John Bowen of Ripon College in Wisconsin has finally let us in on
the secret (below) that he has an antitrust Web site, one covering no less
than 72 antitrust decisions of the U.S. Supreme Court over roughly 100
years. And that he has had this site for about a decade!
If I understand his format correctly (after a preliminary visit), he
picked these 72 cases--which you'll notice average just under 1 per
year--via a single criterion, namely, that one or more of the 9 justices
DISSENTED from the Court's (majority) decision, thus creating a "debate"
situation. The opposing sides are presented via excerpts from the
conflicting opinions, majority-versus-dissent. It's obviously a marvelous
pedagogical device: John's economics students (and those of other
academics) can choose sides and bring the argument into his classroom.
Not being a lawyer (as I understand it), John has presented his site
without a line of commentary--not a clue as to what he thinks of the
"economics" in these 72 cases.
For those interested in the history of U.S. antitrust law--in the
year-by-year shaping of the country's "industrial policy" by our Supreme
Court--this is a splendid resource.
For those of us who are focused on the future--on antimonopoly
policy for the world's 200 countries in the years and decades ahead--he
needs to make a small addition: He should share with the rest of us the no
doubt rich policy debate that goes on in his classroom--and in those of all
the other economics professors who use his 72 cases. In other words, he
needs to set up an online discussion group, one devoted to the pros and cons
of the "economics" the Supreme Court has favored the country with (or
inflicted on it) in its antitrust decisions of the past century. His
student "debates" here should be presented online--and thus shared with the
rest of the world.
The U.S. has roughly 1,000 federal judges. 9 on the Supreme Court,
150 or so on the 13 appellate courts, and some 800 at the trial (district)

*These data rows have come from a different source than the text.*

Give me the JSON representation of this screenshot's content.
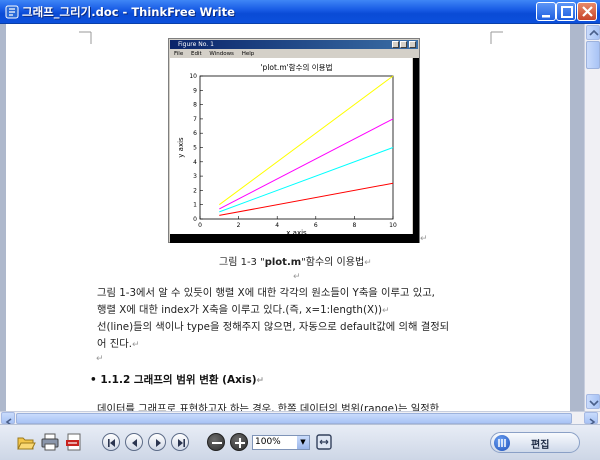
{
  "window": {
    "title": "그래프_그리기.doc - ThinkFree Write",
    "controls": [
      "minimize",
      "maximize",
      "close"
    ]
  },
  "figure_window": {
    "title": "Figure No. 1",
    "menu": [
      "File",
      "Edit",
      "Windows",
      "Help"
    ],
    "chart_data": {
      "type": "line",
      "title": "'plot.m'함수의 이용법",
      "xlabel": "x axis",
      "ylabel": "y axis",
      "xlim": [
        0,
        10
      ],
      "ylim": [
        0,
        10
      ],
      "xticks": [
        "0",
        "2",
        "4",
        "6",
        "8",
        "10"
      ],
      "yticks": [
        "0",
        "1",
        "2",
        "3",
        "4",
        "5",
        "6",
        "7",
        "8",
        "9",
        "10"
      ],
      "grid": false,
      "series": [
        {
          "color": "#ffff00",
          "x": [
            1,
            10
          ],
          "y": [
            1,
            10
          ]
        },
        {
          "color": "#ff00ff",
          "x": [
            1,
            10
          ],
          "y": [
            0.7,
            7
          ]
        },
        {
          "color": "#00ffff",
          "x": [
            1,
            10
          ],
          "y": [
            0.5,
            5
          ]
        },
        {
          "color": "#ff0000",
          "x": [
            1,
            10
          ],
          "y": [
            0.25,
            2.5
          ]
        }
      ]
    }
  },
  "document": {
    "caption_prefix": "그림 1-3 \"",
    "caption_bold": "plot.m",
    "caption_suffix": "\"함수의 이용법",
    "paragraph_lines": [
      "그림 1-3에서 알 수 있듯이 행렬 X에 대한 각각의 원소들이 Y축을 이루고 있고,",
      "행렬 X에 대한 index가 X축을 이루고 있다.(즉, x=1:length(X))",
      "선(line)들의 색이나 type을 정해주지 않으면, 자동으로 default값에 의해 결정되",
      "어 진다."
    ],
    "heading": "• 1.1.2   그래프의 범위 변환 (Axis)",
    "body_line": "데이터를 그래프로 표현하고자 하는 경우, 한쪽 데이터의 범위(range)는 일정한",
    "return_mark": "↵"
  },
  "toolbar": {
    "zoom": "100%",
    "edit_label": "편집",
    "buttons": [
      "open-icon",
      "print-icon",
      "pdf-icon",
      "first-page-icon",
      "prev-page-icon",
      "next-page-icon",
      "last-page-icon",
      "zoom-out-icon",
      "zoom-in-icon",
      "fit-page-icon",
      "edit-icon"
    ]
  }
}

level. Each of them has 3 to 5 "law clerks," recent graduates of the
country's most strenuous law schools who do the actual writing of our
nation's antitrust opinions. Those 1,000 judges-- and their 4,000 or so
youthful ghost writers--all have computers on their desks and doubtless also
have Internet connections. Would they "listen in" as John's students --and
others--debated the "economics" of the 72 precedents they're relying on in
their day-to-day work of raping sound antimonopoly policy? Does water run
There can be no serious antitrust reform--in any country--until the
judges have been persuaded to embrace it. Or have been stripped of their
crippling role here. Until then, Ralph is, I fear, whistlin' Dixie.
Charles Mueller, Editor
ANTITRUST LAW & ECONOMICS REVIEW
At 10:59 PM 12/3/97 -0500, you wrote:
>I've put my collection of excerpts from Supreme Court antitrust opinions,
>covering 72 cases from 1895 through 1993 in which the Court "debates"
>antitrust economics issues, on my Web page:
>Comments, questions and suggestions from members of this list are welcome.